If you could only play 5 movies for the rest of your life, what would they be? 
(1) Lord of the Rings. Love the books, love the film version. Can I count the trilogy as a single movie?
(2) Star Wars IV (THE Star Wars!). The big movie of my teens and part of me has never outgrown it.
(3) Truly, Madly, Deeply. A wonderful low budget British romantic movie starring Juliet Stephenson and the late, great Alan Rickman as the ghost of her dead partner. Poignant and funny by turns, and beautifully acted.
(4) The Railway Children. There has to be a family movie in there. Matilda nearly won this slot - one daughter loved it so much that we can still quote chunks of the script, and Pam Ferris's Miss Trunchbull was superbly awful. Another daughter watches Elf multiple times every Christmas, Finding Nemo and Monsters Inc are big favourites, but The Railway Children just squeaks it. I loved it as a child, and even as an adult I can't help but shed a tear when Bobby spots her father through the steam of the train at the end. 
(5) Billy Elliot. This was the hardest to choose as there are a number of other films I like but none that stood out above the others. Billy Elliot, in which a young boy from a tough mining town in Northern England fights poverty, political upheaval (it is set against the background of the 1980s miners' strike), and prejudice to become a ballet dancer, is one that grabs me each time I watch it.

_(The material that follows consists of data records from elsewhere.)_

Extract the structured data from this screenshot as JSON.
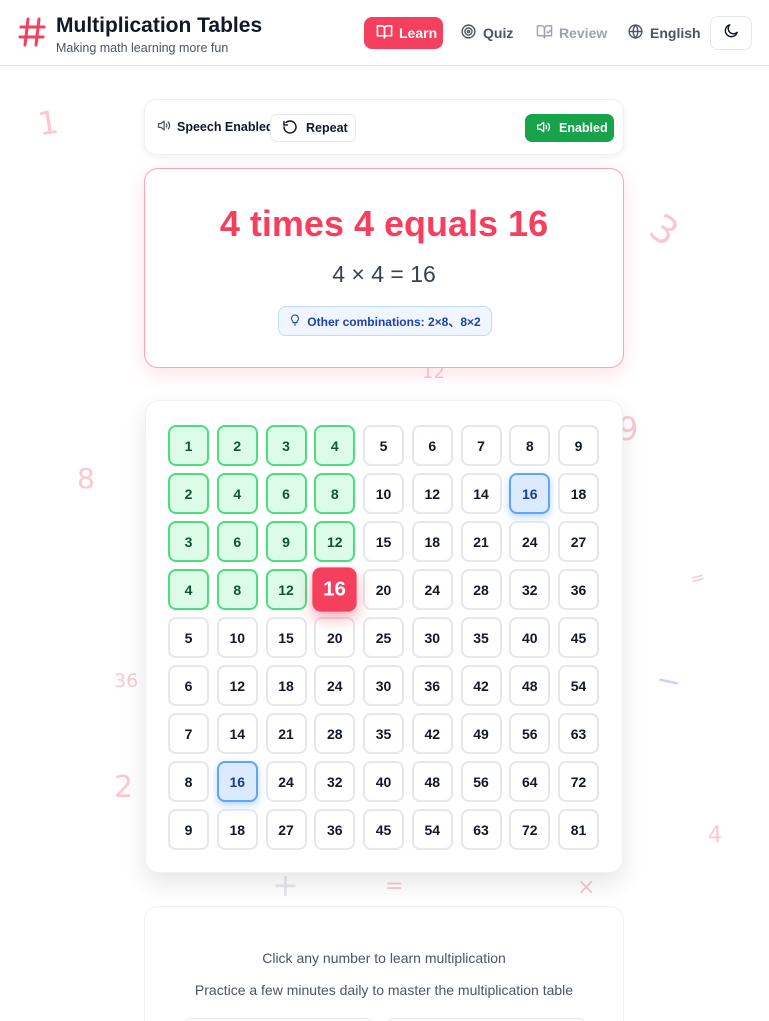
{
  "header": {
    "title": "Multiplication Tables",
    "subtitle": "Making math learning more fun",
    "nav": {
      "learn": "Learn",
      "quiz": "Quiz",
      "review": "Review",
      "language": "English"
    }
  },
  "speech": {
    "status_label": "Speech Enabled",
    "repeat_label": "Repeat",
    "enabled_label": "Enabled"
  },
  "equation": {
    "words": "4 times 4 equals 16",
    "math": "4 × 4 = 16",
    "combinations": "Other combinations: 2×8、8×2"
  },
  "grid": {
    "selected": [
      4,
      4
    ],
    "rows": [
      [
        1,
        2,
        3,
        4,
        5,
        6,
        7,
        8,
        9
      ],
      [
        2,
        4,
        6,
        8,
        10,
        12,
        14,
        16,
        18
      ],
      [
        3,
        6,
        9,
        12,
        15,
        18,
        21,
        24,
        27
      ],
      [
        4,
        8,
        12,
        16,
        20,
        24,
        28,
        32,
        36
      ],
      [
        5,
        10,
        15,
        20,
        25,
        30,
        35,
        40,
        45
      ],
      [
        6,
        12,
        18,
        24,
        30,
        36,
        42,
        48,
        54
      ],
      [
        7,
        14,
        21,
        28,
        35,
        42,
        49,
        56,
        63
      ],
      [
        8,
        16,
        24,
        32,
        40,
        48,
        56,
        64,
        72
      ],
      [
        9,
        18,
        27,
        36,
        45,
        54,
        63,
        72,
        81
      ]
    ],
    "alternate_cells": [
      [
        2,
        8
      ],
      [
        8,
        2
      ]
    ]
  },
  "tips": {
    "line1": "Click any number to learn multiplication",
    "line2": "Practice a few minutes daily to master the multiplication table"
  },
  "decorations": [
    "1",
    "3",
    "12",
    "9",
    "8",
    "36",
    "2",
    "4",
    "+",
    "=",
    "×",
    "=",
    "−"
  ],
  "colors": {
    "accent": "#f43f5e",
    "success": "#16a34a",
    "path_fill": "#dcfce7",
    "alt_fill": "#dbeafe"
  }
}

Favourite movie stars:
 Alan Rickman, Harrison Ford, Robin Williams, Benedict Cumberbatch, Julie Walters, Meryl Streep

Tuesday, 17 May 2016

Those Boots Were Made For Walking ...

At the beginning of the year M bought a pair of walking boots - his first since a teenage trip to Israel - with the intention that we would get out and walk more. I told him that before the end of the year he would be doing 10 mile walks. He was not convinced!

The boots have turned out to be a great buy. They were reduced in the post-Christmas sales to less than half price, so were quite a bargain. M finds them very comfortable and they have made a huge difference to his attitude to walking - I hadn't realised quite how much the wrong shoes were holding him back, making him reluctant to go anywhere that might be muddy, and generally making walking less comfortable. We try to go out for at least one reasonable (3 miles or more) walk every week, and are gradually increasing distance. 

We have just got back from a long weekend in Cumbria, where we were able to introduce the boots to both the Lake District and the Yorkshire Dales. We went for a walk everyday, working up to a seven mile circular walk around Wensleydale on Sunday. That 10 mile target is in sight! Both the Lakes and the Dales are extraordinarily beautiful, in different ways, and spending so much time out of doors in the fresh air enjoying the scenery was a joy. We both felt it was one of the most enjoyable short breaks we have ever had, and M is now most definitely a walking enthusiast. Pictures to follow once they have uploaded themselves to iCloud!

Challenge Completed!

I may not have been writing here for the past few weeks but I have been writing on my history blog, where I managed to make it through the entire A to Z Challenge and finished my A to Z of Archives, talking about all sorts of archive related things from catalogues to knickers (if you want to know, you will have to read the entry for K!).